A Practical Guide to Dental Implants
Thinking about getting dental implants? Here's what you should know:
Who Needs Dental Implants
Twenty years ago, most people with missing teeth had them replaced using fixed or removable bridgework. Dental bridges work well in many cases, and can still sometimes be the first choice. However, with implant therapy available today, more people are choosing to replace loose teeth with implants.
Dental implants, which are metal structures used to replace missing roots in the jaws, have been available for many years. Egyptian skeletal remains thousands of years old have been found with gold-screw type implants in the jaw.

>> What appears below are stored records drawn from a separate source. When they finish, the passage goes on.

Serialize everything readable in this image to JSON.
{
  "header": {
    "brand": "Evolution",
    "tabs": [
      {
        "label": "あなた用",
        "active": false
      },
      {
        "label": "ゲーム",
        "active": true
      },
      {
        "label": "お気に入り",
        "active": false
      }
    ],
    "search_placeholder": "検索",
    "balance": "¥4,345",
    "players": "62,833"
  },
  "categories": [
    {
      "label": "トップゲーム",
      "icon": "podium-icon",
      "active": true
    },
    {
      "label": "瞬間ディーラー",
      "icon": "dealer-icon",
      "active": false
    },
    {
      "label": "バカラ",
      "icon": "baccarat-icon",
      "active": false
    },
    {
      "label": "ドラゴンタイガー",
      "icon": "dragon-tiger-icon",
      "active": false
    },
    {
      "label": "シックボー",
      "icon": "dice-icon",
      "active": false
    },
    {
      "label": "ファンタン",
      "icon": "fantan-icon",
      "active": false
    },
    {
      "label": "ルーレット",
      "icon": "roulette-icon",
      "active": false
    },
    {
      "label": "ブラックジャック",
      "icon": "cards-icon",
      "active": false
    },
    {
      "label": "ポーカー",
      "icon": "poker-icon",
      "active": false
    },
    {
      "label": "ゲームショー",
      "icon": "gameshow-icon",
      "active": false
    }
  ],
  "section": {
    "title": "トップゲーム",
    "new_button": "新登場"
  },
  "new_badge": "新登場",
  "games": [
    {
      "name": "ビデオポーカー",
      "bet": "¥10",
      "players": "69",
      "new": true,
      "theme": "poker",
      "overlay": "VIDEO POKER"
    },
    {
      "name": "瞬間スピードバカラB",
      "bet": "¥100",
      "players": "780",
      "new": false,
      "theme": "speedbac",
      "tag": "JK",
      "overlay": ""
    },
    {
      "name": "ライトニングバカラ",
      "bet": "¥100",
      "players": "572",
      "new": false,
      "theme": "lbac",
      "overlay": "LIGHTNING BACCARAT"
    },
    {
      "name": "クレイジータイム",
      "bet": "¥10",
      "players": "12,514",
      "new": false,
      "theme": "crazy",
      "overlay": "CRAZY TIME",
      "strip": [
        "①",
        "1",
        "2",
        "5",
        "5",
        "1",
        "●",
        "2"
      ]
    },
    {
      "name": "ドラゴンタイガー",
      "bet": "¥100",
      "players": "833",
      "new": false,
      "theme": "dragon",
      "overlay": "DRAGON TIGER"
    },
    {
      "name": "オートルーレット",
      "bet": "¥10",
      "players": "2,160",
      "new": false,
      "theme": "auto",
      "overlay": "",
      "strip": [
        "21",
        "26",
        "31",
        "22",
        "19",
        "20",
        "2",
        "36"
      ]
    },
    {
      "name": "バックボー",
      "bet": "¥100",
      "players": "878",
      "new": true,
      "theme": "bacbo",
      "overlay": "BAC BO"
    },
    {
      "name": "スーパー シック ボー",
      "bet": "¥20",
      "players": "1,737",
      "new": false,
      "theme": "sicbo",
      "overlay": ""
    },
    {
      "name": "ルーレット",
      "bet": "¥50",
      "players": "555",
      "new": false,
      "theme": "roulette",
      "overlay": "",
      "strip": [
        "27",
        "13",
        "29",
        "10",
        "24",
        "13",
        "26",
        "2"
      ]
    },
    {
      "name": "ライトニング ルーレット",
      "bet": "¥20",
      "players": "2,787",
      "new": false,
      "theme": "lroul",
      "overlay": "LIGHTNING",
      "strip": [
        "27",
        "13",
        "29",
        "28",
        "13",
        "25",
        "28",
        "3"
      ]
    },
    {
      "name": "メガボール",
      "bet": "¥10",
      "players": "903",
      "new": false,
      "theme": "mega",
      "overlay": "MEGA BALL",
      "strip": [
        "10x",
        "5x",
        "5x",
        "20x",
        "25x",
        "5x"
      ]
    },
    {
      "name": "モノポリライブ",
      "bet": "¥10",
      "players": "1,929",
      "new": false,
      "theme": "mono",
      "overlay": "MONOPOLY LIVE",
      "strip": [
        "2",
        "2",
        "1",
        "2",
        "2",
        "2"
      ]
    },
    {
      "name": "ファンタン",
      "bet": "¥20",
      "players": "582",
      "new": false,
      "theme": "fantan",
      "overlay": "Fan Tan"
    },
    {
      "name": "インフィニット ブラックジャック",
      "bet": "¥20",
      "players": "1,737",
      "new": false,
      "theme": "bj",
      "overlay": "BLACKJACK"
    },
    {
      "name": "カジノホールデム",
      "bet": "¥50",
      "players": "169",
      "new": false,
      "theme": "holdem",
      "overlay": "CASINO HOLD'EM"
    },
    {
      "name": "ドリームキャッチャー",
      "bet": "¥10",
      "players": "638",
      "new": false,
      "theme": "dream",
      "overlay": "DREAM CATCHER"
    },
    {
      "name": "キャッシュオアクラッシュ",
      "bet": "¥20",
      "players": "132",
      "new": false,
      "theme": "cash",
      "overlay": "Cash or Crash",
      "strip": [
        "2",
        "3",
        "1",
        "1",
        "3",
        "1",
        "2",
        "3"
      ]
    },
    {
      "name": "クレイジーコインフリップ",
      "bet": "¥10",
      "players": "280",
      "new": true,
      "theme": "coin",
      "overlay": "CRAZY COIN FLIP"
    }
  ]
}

In the U.S.A., prior to the 1980's, available implant technologies gave unpredictable results. Then Dr. Brånemark, an orthopedist from Sweden, introduced and marketed a very predictable type of implant. These implants were shaped like the roots of teeth and were made of titanium, a metal used successfully in orthopedic surgery. This type of implant forms a close physical bond with the bone in a process called "osseointegration." Since then, numerous researchers and companies have developed dental implants patterned after Dr. Brånemark's original designs. Today's implants are simple to use and successful in most cases. The outcome has more to do with the skill and experience of the dentists than the manufacturer or type of implant.
Candidates for Dental Implants
Implants are used to replace missing teeth, but not all patients are good candidates. It takes a trained dentist, periodontist or oral surgeon to determine if implants are suitable for a patient. First, X-rays are used to determine if the missing tooth area has enough remaining bone to hold an implant. If bone is inadequate, augmentation surgery can sometimes generate enough bone to place implants. In addition to bone quantity, the quality of bone is also important. Dense, hard bone is better than soft, porous bone. Bone quantity and quality vary between patients, and between areas of the jaws.
Age of the patient is not a major factor as long as the person is in good health. Diseases such as uncontrolled diabetes would compromise implants. Although smoking reduces the success rate of implants, they are often still successful in smokers. Periodontitis, or gum disease, around natural teeth could affect implants. Periodontitis of the teeth should be treated to avoid loss of teeth and implants.
Indications for Implants
Many people lose back teeth (molars) and are faced with the possibility of wearing a removable partial denture to replace them. Partials are hard to get used to: they move when chewing, tend to pack food and retain plaque, and loosen the teeth they clasp to. One of the best uses of implants is to eliminate the partial denture. If a number of implants can be placed, usually they can support a comfortable, non-removable dental restoration.
In cases where there are one or two missing teeth in a row, the dentist may be able to place a fixed tooth bridge. This is where the teeth adjacent to the spaces are drilled down to receive dental crowns that are part of the bridge, which is cemented in. If these adjacent teeth have never been restored or crowned previously, it would be desirable not to drill them down. If implants can be placed where the teeth are missing, the area can be restored with a non-removable restoration while avoiding crowns on the natural teeth.
Many people who wear full dentures (plates) have difficulty with eating and phonetics. Often dentures move around during function. In many of these cases, implants can greatly improve the quality of life. Treatment could vary from placement of two implants under the denture for secure fastening to placement of several implants with non-removable restorations.
How Implants Feel
As a periodontist and implant surgeon, one of my greatest sources of satisfaction is people's reactions to implants. We constantly hear comments like, "They feel just like my teeth," "I wish I'd gotten them sooner," and "I can eat anything now." Of course, implants require some minor oral surgery, which is normally performed using local anesthesia. There is no pain during the procedure. Post-operative pain is minimal and usually well controlled with prescription pain medication.
The implant restoration usually consists of porcelain fused to metal crowns, which look and feel like natural teeth. Sometimes implants are restored with attachments to partial or full dentures.
How to Get Implants
First, see your dentist, periodontal surgeon, or oral surgeon for a consultation. It takes a surgeon (periodontist or oral surgeon) to place the implants and a restorative dentist (general dentist or prosthodontist) to make the restorations for the implants. Usually, the surgeon takes X-rays and will consult your restorative dentist about where implants can be placed, their sizes, and how many are needed. They will advise you about your particular case, sequence and fees.
If tooth extractions are needed, these areas will usually require some months of healing before implants can be placed. Sometimes implants can be placed at the time of extraction. Once implants are placed, three to six months of healing are needed for osseointegration. When the surgeon determines that the implants are ready to restore, "abutments" are attached to the implants. Abutments serve to connect the implants in the bone to the restoration in the mouth. Then the restoring dentist fabricates and attaches the restoration to the implants. Depending on the situation, the whole process can take from three months to over a year. In most cases, the dentist provides a temporary restoration for this period.
In summary, dental implants offer a superior method for tooth replacement in many individuals. Implants are predictable as well as highly successful, and improve the quality of life with better chewing function and aesthetics.
Want a great dentist who can help you with all of your dental implant needs? Call us at 1-866-970-0441 today.